| Task statement |
Scan the data below and copy each line where "UsingLists" occurs.

################

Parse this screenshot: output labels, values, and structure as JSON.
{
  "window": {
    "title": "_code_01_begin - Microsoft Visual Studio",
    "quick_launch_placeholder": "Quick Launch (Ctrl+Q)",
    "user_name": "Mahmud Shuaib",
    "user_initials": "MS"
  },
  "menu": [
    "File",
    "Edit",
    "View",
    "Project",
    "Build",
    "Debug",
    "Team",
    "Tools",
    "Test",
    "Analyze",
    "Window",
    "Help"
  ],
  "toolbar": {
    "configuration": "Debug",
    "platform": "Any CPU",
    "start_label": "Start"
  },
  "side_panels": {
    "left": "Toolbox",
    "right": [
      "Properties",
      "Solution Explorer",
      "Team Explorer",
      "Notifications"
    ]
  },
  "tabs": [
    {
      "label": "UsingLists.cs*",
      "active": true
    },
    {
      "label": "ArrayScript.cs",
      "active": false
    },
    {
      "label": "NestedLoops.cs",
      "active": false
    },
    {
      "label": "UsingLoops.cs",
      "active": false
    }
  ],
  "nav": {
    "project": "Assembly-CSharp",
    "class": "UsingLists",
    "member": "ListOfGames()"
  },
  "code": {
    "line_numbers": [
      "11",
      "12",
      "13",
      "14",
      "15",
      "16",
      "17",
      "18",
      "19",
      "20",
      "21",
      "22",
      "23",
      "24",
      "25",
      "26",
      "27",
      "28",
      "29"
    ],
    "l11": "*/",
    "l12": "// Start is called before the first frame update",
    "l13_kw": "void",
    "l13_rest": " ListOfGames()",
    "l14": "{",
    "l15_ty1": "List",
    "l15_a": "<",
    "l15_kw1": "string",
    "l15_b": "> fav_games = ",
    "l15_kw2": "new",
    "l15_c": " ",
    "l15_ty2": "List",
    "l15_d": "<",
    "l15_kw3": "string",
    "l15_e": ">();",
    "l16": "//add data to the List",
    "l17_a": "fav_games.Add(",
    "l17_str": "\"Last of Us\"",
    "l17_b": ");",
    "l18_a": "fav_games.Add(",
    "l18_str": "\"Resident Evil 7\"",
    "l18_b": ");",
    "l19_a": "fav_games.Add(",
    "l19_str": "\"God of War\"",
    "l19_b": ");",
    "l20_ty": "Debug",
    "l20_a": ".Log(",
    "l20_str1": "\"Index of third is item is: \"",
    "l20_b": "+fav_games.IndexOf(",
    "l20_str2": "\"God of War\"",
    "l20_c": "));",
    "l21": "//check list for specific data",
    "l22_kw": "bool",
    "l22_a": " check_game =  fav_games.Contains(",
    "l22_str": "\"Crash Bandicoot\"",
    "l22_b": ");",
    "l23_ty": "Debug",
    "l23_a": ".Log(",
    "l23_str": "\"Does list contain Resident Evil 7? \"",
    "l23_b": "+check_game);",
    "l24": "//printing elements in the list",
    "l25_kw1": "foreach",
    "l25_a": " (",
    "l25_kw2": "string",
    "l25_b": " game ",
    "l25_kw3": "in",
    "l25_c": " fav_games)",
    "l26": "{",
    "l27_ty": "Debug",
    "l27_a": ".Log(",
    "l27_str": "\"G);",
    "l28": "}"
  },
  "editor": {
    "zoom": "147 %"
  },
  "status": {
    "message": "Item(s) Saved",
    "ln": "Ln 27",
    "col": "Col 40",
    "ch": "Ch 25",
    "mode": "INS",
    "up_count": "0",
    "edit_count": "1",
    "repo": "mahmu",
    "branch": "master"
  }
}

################

| Written solution |
      "label": "UsingLists.cs*",
    "class": "UsingLists",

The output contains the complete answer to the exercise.